» WHAT TO PRODUCE
Retype the listing that follows, exactly as written.

» SUPPLIED RECORDS
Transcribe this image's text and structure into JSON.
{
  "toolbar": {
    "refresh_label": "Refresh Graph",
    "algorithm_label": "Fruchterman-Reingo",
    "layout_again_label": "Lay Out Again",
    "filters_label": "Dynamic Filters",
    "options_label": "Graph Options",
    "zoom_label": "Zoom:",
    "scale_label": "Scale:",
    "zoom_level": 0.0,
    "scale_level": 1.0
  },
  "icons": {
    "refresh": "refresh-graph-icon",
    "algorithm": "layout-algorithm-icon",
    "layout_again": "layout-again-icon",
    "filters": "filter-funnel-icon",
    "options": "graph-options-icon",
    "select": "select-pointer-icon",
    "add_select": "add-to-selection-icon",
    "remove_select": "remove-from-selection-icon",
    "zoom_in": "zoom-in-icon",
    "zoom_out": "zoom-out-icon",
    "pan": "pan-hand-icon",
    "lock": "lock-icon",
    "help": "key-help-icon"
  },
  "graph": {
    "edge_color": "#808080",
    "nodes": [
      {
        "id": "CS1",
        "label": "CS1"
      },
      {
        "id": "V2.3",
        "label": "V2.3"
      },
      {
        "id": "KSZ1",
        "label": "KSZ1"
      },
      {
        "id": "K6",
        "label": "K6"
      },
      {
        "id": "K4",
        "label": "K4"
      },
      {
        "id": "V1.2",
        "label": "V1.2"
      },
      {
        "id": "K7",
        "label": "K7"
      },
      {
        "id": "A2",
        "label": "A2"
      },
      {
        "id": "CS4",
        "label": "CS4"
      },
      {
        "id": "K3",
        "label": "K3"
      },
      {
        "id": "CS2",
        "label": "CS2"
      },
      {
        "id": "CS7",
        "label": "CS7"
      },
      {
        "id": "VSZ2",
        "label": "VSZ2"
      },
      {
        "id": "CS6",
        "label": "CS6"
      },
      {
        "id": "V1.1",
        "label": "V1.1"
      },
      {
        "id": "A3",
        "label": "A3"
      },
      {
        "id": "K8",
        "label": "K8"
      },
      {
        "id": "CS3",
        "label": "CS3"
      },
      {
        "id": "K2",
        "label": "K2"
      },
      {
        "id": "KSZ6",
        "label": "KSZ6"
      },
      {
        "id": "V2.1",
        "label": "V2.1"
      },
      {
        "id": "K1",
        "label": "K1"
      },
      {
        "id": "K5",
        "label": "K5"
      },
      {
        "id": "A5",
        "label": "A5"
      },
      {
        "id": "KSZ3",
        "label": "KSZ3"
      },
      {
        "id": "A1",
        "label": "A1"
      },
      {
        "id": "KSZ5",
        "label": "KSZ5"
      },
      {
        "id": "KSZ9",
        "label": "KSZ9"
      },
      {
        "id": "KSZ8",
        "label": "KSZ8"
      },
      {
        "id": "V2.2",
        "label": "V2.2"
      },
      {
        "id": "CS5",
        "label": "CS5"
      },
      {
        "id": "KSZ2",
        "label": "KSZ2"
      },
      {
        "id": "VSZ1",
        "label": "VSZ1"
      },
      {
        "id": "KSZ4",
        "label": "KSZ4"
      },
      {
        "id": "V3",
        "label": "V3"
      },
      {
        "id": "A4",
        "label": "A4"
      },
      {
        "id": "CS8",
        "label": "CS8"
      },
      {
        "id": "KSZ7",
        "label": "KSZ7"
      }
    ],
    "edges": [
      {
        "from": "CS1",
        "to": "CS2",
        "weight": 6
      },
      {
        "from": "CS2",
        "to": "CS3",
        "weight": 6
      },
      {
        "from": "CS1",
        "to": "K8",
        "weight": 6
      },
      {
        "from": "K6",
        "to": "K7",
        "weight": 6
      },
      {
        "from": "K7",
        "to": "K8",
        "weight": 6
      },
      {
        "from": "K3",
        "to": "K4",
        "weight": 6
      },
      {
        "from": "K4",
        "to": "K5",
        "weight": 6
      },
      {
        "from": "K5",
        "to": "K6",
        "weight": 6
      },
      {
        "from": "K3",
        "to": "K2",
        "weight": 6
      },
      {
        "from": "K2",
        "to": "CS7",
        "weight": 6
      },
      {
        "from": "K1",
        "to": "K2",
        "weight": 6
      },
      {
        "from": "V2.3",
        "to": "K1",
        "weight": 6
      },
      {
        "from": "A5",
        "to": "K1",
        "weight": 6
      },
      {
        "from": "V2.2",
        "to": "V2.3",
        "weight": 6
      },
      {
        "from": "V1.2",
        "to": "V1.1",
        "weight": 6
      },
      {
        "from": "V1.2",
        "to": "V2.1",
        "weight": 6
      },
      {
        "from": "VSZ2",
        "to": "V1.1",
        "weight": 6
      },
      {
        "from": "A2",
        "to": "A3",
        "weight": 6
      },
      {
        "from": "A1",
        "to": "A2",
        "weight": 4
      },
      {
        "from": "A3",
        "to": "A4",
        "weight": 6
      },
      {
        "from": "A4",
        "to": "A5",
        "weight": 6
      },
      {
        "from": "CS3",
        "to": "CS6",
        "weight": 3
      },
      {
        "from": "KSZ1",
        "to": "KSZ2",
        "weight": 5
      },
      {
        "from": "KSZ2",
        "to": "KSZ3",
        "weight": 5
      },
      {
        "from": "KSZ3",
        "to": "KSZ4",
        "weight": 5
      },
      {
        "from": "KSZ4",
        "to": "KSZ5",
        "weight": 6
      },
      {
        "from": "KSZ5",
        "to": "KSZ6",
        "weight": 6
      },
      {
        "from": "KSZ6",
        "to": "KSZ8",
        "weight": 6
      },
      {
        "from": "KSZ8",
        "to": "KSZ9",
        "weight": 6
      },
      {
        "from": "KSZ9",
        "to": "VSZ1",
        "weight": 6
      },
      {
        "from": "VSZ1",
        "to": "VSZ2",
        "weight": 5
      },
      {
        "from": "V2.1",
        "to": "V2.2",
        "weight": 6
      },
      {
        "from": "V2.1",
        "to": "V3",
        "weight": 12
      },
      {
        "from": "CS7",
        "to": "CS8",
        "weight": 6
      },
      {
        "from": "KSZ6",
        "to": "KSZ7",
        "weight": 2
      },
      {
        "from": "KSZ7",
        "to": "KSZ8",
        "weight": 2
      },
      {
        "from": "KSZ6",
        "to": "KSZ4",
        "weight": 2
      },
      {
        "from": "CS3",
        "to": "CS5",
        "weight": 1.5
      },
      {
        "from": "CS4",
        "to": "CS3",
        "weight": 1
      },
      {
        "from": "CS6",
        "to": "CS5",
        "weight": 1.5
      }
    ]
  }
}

» RESULT OF THE EXERCISE
Transcribe this image's text and structure into JSON.
{
  "toolbar": {
    "refresh_label": "Refresh Graph",
    "algorithm_label": "Fruchterman-Reingo",
    "layout_again_label": "Lay Out Again",
    "filters_label": "Dynamic Filters",
    "options_label": "Graph Options",
    "zoom_label": "Zoom:",
    "scale_label": "Scale:",
    "zoom_level": 0.0,
    "scale_level": 1.0
  },
  "icons": {
    "refresh": "refresh-graph-icon",
    "algorithm": "layout-algorithm-icon",
    "layout_again": "layout-again-icon",
    "filters": "filter-funnel-icon",
    "options": "graph-options-icon",
    "select": "select-pointer-icon",
    "add_select": "add-to-selection-icon",
    "remove_select": "remove-from-selection-icon",
    "zoom_in": "zoom-in-icon",
    "zoom_out": "zoom-out-icon",
    "pan": "pan-hand-icon",
    "lock": "lock-icon",
    "help": "key-help-icon"
  },
  "graph": {
    "edge_color": "#808080",
    "nodes": [
      {
        "id": "CS1",
        "label": "CS1"
      },
      {
        "id": "V2.3",
        "label": "V2.3"
      },
      {
        "id": "KSZ1",
        "label": "KSZ1"
      },
      {
        "id": "K6",
        "label": "K6"
      },
      {
        "id": "K4",
        "label": "K4"
      },
      {
        "id": "V1.2",
        "label": "V1.2"
      },
      {
        "id": "K7",
        "label": "K7"
      },
      {
        "id": "A2",
        "label": "A2"
      },
      {
        "id": "CS4",
        "label": "CS4"
      },
      {
        "id": "K3",
        "label": "K3"
      },
      {
        "id": "CS2",
        "label": "CS2"
      },
      {
        "id": "CS7",
        "label": "CS7"
      },
      {
        "id": "VSZ2",
        "label": "VSZ2"
      },
      {
        "id": "CS6",
        "label": "CS6"
      },
      {
        "id": "V1.1",
        "label": "V1.1"
      },
      {
        "id": "A3",
        "label": "A3"
      },
      {
        "id": "K8",
        "label": "K8"
      },
      {
        "id": "CS3",
        "label": "CS3"
      },
      {
        "id": "K2",
        "label": "K2"
      },
      {
        "id": "KSZ6",
        "label": "KSZ6"
      },
      {
        "id": "V2.1",
        "label": "V2.1"
      },
      {
        "id": "K1",
        "label": "K1"
      },
      {
        "id": "K5",
        "label": "K5"
      },
      {
        "id": "A5",
        "label": "A5"
      },
      {
        "id": "KSZ3",
        "label": "KSZ3"
      },
      {
        "id": "A1",
        "label": "A1"
      },
      {
        "id": "KSZ5",
        "label": "KSZ5"
      },
      {
        "id": "KSZ9",
        "label": "KSZ9"
      },
      {
        "id": "KSZ8",
        "label": "KSZ8"
      },
      {
        "id": "V2.2",
        "label": "V2.2"
      },
      {
        "id": "CS5",
        "label": "CS5"
      },
      {
        "id": "KSZ2",
        "label": "KSZ2"
      },
      {
        "id": "VSZ1",
        "label": "VSZ1"
      },
      {
        "id": "KSZ4",
        "label": "KSZ4"
      },
      {
        "id": "V3",
        "label": "V3"
      },
      {
        "id": "A4",
        "label": "A4"
      },
      {
        "id": "CS8",
        "label": "CS8"
      },
      {
        "id": "KSZ7",
        "label": "KSZ7"
      }
    ],
    "edges": [
      {
        "from": "CS1",
        "to": "CS2",
        "weight": 6
      },
      {
        "from": "CS2",
        "to": "CS3",
        "weight": 6
      },
      {
        "from": "CS1",
        "to": "K8",
        "weight": 6
      },
      {
        "from": "K6",
        "to": "K7",
        "weight": 6
      },
      {
        "from": "K7",
        "to": "K8",
        "weight": 6
      },
      {
        "from": "K3",
        "to": "K4",
        "weight": 6
      },
      {
        "from": "K4",
        "to": "K5",
        "weight": 6
      },
      {
        "from": "K5",
        "to": "K6",
        "weight": 6
      },
      {
        "from": "K3",
        "to": "K2",
        "weight": 6
      },
      {
        "from": "K2",
        "to": "CS7",
        "weight": 6
      },
      {
        "from": "K1",
        "to": "K2",
        "weight": 6
      },
      {
        "from": "V2.3",
        "to": "K1",
        "weight": 6
      },
      {
        "from": "A5",
        "to": "K1",
        "weight": 6
      },
      {
        "from": "V2.2",
        "to": "V2.3",
        "weight": 6
      },
      {
        "from": "V1.2",
        "to": "V1.1",
        "weight": 6
      },
      {
        "from": "V1.2",
        "to": "V2.1",
        "weight": 6
      },
      {
        "from": "VSZ2",
        "to": "V1.1",
        "weight": 6
      },
      {
        "from": "A2",
        "to": "A3",
        "weight": 6
      },
      {
        "from": "A1",
        "to": "A2",
        "weight": 4
      },
      {
        "from": "A3",
        "to": "A4",
        "weight": 6
      },
      {
        "from": "A4",
        "to": "A5",
        "weight": 6
      },
      {
        "from": "CS3",
        "to": "CS6",
        "weight": 3
      },
      {
        "from": "KSZ1",
        "to": "KSZ2",
        "weight": 5
      },
      {
        "from": "KSZ2",
        "to": "KSZ3",
        "weight": 5
      },
      {
        "from": "KSZ3",
        "to": "KSZ4",
        "weight": 5
      },
      {
        "from": "KSZ4",
        "to": "KSZ5",
        "weight": 6
      },
      {
        "from": "KSZ5",
        "to": "KSZ6",
        "weight": 6
      },
      {
        "from": "KSZ6",
        "to": "KSZ8",
        "weight": 6
      },
      {
        "from": "KSZ8",
        "to": "KSZ9",
        "weight": 6
      },
      {
        "from": "KSZ9",
        "to": "VSZ1",
        "weight": 6
      },
      {
        "from": "VSZ1",
        "to": "VSZ2",
        "weight": 5
      },
      {
        "from": "V2.1",
        "to": "V2.2",
        "weight": 6
      },
      {
        "from": "V2.1",
        "to": "V3",
        "weight": 12
      },
      {
        "from": "CS7",
        "to": "CS8",
        "weight": 6
      },
      {
        "from": "KSZ6",
        "to": "KSZ7",
        "weight": 2
      },
      {
        "from": "KSZ7",
        "to": "KSZ8",
        "weight": 2
      },
      {
        "from": "KSZ6",
        "to": "KSZ4",
        "weight": 2
      },
      {
        "from": "CS3",
        "to": "CS5",
        "weight": 1.5
      },
      {
        "from": "CS4",
        "to": "CS3",
        "weight": 1
      },
      {
        "from": "CS6",
        "to": "CS5",
        "weight": 1.5
      }
    ]
  }
}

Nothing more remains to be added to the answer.